Stop Enabling Your Teenager

Most of us are familiar with the concept of a “lawnmower parent” – someone who clears the path in front of their child, shielding them from disappointments or adversity. While you may feel this parenting style is the best way to show how much you care about your son and want him to succeed in life, it’s a form of enabling that impairs children’s problem-solving and decision-making skills. Kids raised by parents who never allow them to experience failure or disappointment may end up too insecure to navigate life’s obstacles independently.

Supporting vs. Enabling

One way to bring up a healthy, confident and self-reliant child is to honestly assess their abilities and let them try new things. However, if your teenager struggles with a learning disability or mental health issue, the line between supporting and enabling may become blurred. How can you tell if you are helping your son or stunting his development?

Supportive parents of teens empower their children to be more self-assured.

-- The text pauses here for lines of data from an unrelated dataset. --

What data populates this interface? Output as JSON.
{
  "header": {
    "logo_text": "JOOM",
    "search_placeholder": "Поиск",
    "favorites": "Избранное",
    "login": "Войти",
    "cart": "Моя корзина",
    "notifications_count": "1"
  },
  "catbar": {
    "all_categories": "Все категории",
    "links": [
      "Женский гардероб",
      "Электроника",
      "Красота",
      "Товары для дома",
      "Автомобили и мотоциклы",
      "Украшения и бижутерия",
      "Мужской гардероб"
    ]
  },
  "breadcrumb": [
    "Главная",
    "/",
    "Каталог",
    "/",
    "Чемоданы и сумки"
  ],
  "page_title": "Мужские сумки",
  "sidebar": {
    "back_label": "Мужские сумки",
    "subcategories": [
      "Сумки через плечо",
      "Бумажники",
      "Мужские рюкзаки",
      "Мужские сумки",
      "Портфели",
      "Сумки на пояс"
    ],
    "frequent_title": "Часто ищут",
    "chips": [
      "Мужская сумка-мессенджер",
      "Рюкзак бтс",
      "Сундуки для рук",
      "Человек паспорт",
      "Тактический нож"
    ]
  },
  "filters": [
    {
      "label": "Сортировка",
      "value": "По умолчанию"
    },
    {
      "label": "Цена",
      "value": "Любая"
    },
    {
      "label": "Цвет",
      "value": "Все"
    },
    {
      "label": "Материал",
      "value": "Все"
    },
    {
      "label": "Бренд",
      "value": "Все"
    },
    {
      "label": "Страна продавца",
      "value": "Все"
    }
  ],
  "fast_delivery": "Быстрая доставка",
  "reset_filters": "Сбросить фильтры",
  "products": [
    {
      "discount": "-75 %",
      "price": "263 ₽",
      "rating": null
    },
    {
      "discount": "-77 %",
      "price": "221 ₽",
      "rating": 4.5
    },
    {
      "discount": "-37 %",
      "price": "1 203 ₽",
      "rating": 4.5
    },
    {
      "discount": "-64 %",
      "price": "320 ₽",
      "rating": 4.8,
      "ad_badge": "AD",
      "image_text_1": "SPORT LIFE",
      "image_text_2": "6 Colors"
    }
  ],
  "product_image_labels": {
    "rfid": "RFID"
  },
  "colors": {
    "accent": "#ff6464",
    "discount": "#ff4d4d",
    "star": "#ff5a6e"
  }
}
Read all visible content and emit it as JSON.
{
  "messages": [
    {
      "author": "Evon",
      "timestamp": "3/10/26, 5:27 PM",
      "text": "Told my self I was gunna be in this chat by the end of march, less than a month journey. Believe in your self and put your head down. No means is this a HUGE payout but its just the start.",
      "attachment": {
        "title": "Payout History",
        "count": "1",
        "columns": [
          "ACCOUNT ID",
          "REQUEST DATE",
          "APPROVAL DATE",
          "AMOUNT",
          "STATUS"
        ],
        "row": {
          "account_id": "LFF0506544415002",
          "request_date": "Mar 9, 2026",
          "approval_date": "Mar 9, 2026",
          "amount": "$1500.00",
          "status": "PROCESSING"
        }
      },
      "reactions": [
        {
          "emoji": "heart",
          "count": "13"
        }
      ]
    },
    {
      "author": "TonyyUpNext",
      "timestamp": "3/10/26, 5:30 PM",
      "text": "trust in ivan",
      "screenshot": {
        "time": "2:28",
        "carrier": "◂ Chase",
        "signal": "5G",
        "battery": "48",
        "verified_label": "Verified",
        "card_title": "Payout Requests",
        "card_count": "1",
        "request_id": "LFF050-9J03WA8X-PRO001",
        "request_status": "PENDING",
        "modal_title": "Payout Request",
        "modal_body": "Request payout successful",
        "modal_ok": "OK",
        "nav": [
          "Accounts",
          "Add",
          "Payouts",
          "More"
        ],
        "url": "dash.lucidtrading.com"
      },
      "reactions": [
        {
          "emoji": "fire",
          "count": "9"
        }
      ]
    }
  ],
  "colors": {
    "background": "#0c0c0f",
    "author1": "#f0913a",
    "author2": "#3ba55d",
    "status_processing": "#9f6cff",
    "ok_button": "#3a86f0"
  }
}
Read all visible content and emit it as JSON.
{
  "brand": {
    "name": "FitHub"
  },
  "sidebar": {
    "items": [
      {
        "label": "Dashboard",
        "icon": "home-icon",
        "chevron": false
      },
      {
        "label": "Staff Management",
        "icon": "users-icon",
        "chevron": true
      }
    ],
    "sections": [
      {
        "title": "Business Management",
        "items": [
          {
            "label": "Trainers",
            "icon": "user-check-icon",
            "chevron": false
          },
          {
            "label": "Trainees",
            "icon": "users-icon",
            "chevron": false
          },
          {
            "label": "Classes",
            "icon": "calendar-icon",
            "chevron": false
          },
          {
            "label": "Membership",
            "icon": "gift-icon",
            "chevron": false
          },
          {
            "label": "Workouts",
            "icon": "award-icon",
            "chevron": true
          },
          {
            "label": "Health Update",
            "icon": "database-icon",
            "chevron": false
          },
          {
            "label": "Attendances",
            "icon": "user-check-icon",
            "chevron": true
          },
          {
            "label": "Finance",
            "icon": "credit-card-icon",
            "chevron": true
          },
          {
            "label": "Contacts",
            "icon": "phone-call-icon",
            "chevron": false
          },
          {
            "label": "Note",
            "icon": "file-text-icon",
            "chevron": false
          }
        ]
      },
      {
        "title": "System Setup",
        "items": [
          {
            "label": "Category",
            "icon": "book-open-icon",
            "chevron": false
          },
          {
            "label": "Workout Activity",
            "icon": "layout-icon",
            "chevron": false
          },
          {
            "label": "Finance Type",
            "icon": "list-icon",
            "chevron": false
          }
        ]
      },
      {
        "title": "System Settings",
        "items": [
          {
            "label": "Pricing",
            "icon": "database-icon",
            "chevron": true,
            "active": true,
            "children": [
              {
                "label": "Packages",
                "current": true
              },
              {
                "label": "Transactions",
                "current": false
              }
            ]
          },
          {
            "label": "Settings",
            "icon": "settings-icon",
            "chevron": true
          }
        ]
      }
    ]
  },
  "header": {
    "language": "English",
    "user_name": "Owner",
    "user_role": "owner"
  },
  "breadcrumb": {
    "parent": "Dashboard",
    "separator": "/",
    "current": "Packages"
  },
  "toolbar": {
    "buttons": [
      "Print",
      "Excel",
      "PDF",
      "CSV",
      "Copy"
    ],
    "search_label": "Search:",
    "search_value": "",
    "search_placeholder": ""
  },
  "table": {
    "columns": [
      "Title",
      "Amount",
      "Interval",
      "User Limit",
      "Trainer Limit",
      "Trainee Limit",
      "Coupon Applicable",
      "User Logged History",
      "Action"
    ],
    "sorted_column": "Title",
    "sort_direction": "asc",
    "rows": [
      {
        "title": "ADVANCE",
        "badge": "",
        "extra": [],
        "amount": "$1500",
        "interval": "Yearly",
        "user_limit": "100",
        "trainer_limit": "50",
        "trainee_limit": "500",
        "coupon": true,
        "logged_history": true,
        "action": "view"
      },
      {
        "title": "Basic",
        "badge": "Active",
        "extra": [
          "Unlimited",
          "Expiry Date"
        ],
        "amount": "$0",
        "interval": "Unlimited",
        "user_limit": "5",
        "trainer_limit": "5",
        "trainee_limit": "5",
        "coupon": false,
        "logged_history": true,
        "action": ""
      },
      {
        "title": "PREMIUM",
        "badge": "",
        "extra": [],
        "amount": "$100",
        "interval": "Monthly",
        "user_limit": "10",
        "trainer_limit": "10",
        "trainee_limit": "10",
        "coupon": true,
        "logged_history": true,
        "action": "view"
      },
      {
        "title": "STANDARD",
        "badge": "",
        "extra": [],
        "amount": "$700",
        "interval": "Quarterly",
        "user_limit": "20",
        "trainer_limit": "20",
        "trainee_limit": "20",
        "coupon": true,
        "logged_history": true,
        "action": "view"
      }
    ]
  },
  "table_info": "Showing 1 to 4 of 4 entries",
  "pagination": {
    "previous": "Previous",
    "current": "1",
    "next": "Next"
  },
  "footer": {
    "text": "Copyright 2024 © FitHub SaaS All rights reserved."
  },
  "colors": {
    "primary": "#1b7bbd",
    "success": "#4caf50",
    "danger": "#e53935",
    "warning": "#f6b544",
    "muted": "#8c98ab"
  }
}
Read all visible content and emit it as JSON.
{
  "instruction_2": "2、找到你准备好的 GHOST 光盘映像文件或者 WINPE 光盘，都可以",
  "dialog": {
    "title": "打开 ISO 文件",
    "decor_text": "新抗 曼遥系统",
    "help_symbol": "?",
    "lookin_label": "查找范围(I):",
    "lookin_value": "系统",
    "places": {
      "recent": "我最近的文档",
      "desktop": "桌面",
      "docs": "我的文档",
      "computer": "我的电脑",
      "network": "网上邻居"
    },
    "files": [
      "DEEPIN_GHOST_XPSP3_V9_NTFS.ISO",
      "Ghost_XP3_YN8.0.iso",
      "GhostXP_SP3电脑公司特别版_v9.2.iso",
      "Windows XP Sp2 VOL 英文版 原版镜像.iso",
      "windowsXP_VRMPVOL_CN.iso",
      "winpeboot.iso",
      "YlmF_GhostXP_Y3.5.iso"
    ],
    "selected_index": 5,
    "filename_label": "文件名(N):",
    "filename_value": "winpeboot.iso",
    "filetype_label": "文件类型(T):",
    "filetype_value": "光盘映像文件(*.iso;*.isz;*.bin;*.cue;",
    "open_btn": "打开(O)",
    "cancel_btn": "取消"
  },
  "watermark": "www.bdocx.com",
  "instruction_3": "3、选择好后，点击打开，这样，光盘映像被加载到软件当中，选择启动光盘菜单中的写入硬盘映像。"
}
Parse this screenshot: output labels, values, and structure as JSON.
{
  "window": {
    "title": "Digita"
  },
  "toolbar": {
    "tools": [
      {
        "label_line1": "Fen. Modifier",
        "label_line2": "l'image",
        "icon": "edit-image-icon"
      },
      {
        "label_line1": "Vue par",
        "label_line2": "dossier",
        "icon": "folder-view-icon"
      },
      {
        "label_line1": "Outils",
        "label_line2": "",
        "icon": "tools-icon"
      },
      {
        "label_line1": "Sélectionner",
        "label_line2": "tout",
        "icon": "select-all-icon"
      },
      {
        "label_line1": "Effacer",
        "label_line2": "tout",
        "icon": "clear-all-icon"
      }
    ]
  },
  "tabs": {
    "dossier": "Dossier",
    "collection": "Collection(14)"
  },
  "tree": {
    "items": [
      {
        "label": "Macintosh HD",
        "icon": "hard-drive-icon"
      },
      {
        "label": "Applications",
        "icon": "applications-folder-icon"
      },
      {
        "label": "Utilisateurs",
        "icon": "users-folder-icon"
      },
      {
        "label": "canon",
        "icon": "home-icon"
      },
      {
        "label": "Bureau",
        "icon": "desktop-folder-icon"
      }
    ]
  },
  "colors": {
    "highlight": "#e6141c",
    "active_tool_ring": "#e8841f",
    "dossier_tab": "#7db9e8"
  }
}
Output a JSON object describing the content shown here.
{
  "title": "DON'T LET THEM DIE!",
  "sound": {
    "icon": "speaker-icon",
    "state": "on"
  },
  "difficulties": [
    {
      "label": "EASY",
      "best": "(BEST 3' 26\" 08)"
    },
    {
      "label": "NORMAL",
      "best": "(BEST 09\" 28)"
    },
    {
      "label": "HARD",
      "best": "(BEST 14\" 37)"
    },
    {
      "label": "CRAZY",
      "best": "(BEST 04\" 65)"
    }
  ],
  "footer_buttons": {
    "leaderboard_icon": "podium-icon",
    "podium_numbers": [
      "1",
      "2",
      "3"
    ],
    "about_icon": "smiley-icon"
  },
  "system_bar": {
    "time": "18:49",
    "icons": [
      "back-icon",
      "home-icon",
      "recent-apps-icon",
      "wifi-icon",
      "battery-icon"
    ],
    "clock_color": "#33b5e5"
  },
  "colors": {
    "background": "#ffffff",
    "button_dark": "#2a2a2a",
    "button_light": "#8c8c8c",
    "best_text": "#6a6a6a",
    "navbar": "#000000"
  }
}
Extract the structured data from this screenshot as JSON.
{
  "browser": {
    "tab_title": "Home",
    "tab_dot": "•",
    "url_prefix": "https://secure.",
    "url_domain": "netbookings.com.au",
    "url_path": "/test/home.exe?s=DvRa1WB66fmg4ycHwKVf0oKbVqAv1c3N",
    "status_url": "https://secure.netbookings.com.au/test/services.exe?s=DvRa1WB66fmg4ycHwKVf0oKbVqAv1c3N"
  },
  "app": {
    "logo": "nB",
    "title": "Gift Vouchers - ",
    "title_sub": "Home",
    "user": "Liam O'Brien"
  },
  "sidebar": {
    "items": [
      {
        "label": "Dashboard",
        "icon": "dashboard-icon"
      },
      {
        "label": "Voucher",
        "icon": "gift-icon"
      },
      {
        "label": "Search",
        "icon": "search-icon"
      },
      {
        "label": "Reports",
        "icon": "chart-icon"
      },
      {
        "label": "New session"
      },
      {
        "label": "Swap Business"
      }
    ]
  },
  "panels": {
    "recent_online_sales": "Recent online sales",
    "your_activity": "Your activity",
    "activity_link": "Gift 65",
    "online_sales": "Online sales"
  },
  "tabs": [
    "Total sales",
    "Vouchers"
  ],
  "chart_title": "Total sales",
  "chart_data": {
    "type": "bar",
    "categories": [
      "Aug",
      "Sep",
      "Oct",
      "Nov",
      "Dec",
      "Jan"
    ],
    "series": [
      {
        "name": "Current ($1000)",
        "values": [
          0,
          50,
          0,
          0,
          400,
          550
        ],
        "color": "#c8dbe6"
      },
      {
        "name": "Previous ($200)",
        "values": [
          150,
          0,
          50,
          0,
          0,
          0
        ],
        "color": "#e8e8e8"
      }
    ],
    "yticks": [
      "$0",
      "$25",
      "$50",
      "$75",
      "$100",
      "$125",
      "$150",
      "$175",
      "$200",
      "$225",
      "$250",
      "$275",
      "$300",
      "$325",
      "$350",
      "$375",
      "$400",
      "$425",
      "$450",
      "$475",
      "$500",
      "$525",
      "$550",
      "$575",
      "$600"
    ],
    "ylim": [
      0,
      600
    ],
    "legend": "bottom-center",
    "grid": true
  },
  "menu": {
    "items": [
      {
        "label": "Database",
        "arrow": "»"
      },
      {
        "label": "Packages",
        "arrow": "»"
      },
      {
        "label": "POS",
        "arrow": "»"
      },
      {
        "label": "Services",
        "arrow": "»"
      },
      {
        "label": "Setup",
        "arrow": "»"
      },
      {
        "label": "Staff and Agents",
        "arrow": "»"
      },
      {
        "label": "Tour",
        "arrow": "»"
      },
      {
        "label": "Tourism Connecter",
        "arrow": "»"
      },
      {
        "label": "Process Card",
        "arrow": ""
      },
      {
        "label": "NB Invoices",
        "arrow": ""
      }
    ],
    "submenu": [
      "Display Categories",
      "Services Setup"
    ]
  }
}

They model healthy coping mechanisms and are patient with young adults as they take risks and learn to overcome challenges. In contrast, enabling a teenager prevents them from experiencing reality. Types of enabling include letting your son avoid uncomfortable situations or failing to establish rules and boundaries.

How to Set Realistic Expectations

Sometimes, it’s hard to honestly assess what a teen can handle. While the rapid changes of adolescence may make your child look and sound more adult, it’s critical to remember that his brain is still developing, and he is not emotionally mature yet.

One way to evaluate if your expectations are reasonable is to ask yourself if your teenager might be struggling in any areas. Is he getting enough sleep? How are things at school? Do you have any reason to suspect drug or alcohol abuse? Talk to him about how he feels. Think back to any struggles you faced when you were the same age and validate how hard the teenage years can be.

Protecting a Teen’s Mental Health

Mental health challenges like depression and anxiety can be a problem during the teen years, with symptoms that vary from one day to another. Adolescents with depression can go through periods where they feel well enough to do their schoolwork and other times when they are too overwhelmed to get out of bed and get dressed. An anxious child might make it through the school day, only to experience a panic attack when they get home.

While this instability can make it harder for you to judge when to step in and help your teenager get through a rough patch, you can always offer to find a therapist who can work with your family and equip you with skills to manage mental illnesses and other problem areas.

How to Stop Enabling Teen Substance Use

Some parents try to overlook harmful behaviors like teen substance abuse, but by not speaking up, you are enabling these issues to worsen. If your teenager is drinking or taking drugs, don’t lose hope. ARCH Academy is an alternative school for boys aged 14 to 17. When you contact us, our caring staff will help your child break the cycle of substance abuse through evidence-based best practices and an accredited approach.